The majority of spider species that live outside your home and occasionally travel indoors are harmless to human beings and actually serve a beneficial purpose in natural habitats by eating the insect pests that are the most bothersome to people and plants. Still, many homeowners choose to err on the side of caution by repelling spiders from their homes before the spiders have an opportunity to enter. Many effective products and techniques are available for repelling spiders from your home.

Spiders Outside

Spiders prefer to live outdoors, where they have access to abundant food, moisture and protection. They will, however, travel indoors occasionally if a part of your home provides one of more of these things. The most effective ways of repelling spiders from your home is to reduce their opportunities for entry. Remove rocks, wood piles, compost piles, old boards, leaf debris and other spider habitation sites near the home. Using yellow or sodium vapor lights in lieu of standard white incandescent light bulbs for outdoor lighting will not attract insects that spiders prey on and will in turn not attract the spiders either. Use tight-fitting screens on all windows and seal all cracks and crevices with caulk to deny spiders entry.

Repellent Chemicals

The sanitation and exclusion methods described above are typically more effective when they are combined with a pesticide treatment. Contact insecticides can be sprayed directly onto observed spiders, but to repel spiders the long term requires a residual pesticide. Residual pesticides recommended for spider control typically include pyrethroid pesticide chemicals (bifenthrin, cyfluthrin, permethrin, tetramethrin and the like). Avoid total-release fogger insecticides as these will be largely ineffective at repelling spiders.

Application Tips

Always follow the manufacturer's printed application instructions in the first instance to ensure that the residual spider pesticide you use is most effective. Treat the areas of your home that are more likely to serve as spider habitats such as behind baseboards, in cracks and crevices, in and around boxes in attics and basements and similar areas. Monitor the treated areas regularly to check for a reduction in spider populations. Check for spider egg sacks in the areas you treat and vacuum up any you find as egg sacks will not be affected by residual insecticides.

Other Considerations

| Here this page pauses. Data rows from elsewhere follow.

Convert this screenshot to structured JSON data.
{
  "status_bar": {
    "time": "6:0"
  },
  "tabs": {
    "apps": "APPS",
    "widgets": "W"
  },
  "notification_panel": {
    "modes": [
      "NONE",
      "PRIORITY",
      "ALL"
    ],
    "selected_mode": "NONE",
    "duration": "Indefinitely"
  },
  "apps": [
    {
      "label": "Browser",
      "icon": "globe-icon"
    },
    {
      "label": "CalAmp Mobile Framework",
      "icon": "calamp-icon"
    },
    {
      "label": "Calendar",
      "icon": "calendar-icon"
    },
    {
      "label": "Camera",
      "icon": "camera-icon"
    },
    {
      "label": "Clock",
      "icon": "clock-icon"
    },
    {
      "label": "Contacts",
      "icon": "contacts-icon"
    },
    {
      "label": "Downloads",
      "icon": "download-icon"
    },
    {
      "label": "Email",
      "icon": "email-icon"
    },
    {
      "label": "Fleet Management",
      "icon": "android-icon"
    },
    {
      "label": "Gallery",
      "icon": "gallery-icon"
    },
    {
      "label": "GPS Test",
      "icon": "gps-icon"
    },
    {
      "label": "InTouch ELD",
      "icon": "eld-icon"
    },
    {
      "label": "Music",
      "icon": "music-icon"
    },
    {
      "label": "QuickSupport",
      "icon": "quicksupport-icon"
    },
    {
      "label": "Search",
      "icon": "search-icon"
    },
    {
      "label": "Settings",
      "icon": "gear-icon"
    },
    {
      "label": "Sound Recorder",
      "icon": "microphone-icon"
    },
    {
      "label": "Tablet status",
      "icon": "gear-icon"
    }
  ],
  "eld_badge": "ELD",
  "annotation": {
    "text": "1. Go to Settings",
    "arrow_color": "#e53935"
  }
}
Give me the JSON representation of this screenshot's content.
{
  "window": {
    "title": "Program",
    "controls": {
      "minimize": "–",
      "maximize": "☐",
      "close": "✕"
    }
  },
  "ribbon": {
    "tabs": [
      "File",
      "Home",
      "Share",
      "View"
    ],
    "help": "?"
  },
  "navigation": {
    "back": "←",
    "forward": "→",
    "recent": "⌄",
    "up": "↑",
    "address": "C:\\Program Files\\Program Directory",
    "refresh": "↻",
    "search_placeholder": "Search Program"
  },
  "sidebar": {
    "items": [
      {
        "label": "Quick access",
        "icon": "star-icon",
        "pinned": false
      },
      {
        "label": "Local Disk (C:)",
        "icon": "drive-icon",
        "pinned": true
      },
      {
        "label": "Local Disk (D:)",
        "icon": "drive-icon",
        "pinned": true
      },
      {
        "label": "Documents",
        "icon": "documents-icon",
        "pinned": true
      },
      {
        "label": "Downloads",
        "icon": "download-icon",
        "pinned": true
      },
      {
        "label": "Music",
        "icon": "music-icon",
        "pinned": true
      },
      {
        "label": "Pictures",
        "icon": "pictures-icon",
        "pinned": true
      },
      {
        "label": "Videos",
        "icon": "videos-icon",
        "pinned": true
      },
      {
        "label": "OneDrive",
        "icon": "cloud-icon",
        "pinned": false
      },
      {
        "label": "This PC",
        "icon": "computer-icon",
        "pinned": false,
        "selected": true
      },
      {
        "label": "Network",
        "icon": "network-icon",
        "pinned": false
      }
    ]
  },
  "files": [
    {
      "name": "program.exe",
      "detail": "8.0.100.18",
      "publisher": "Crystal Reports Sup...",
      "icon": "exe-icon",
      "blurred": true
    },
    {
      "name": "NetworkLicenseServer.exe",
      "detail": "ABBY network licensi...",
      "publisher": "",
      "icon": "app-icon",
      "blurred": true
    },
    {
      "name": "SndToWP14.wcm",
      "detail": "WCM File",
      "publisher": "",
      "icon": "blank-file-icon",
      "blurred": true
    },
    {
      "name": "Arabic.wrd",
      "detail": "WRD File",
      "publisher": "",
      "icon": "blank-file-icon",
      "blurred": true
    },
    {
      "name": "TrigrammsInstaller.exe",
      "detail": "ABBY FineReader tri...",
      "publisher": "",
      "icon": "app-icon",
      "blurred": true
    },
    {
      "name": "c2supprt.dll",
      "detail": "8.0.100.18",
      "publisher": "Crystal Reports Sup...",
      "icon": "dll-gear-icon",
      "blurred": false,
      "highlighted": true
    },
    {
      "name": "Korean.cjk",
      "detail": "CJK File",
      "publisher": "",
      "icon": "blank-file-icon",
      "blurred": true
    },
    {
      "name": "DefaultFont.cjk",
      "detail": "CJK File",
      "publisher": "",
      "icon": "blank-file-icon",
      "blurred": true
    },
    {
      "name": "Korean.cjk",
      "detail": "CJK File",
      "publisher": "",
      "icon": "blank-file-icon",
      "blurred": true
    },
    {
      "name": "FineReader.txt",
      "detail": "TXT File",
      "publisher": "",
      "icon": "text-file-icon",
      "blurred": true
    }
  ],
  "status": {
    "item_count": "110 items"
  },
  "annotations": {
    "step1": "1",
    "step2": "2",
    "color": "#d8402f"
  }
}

It is important, in the interest of protecting the inhabitants of your home, to learn the characteristics of spiders that can potentially harm human beings and animals, such as black widow, brown recluse and hobo spiders. But with these exceptions, experts recommend tolerance of spiders whenever possible due to their ecological benefits. If spiders do reach nuisance or dangerous levels, however, and if none of the above steps succeed in repelling spiders from your home, consult a professional exterminator to repel spiders completely.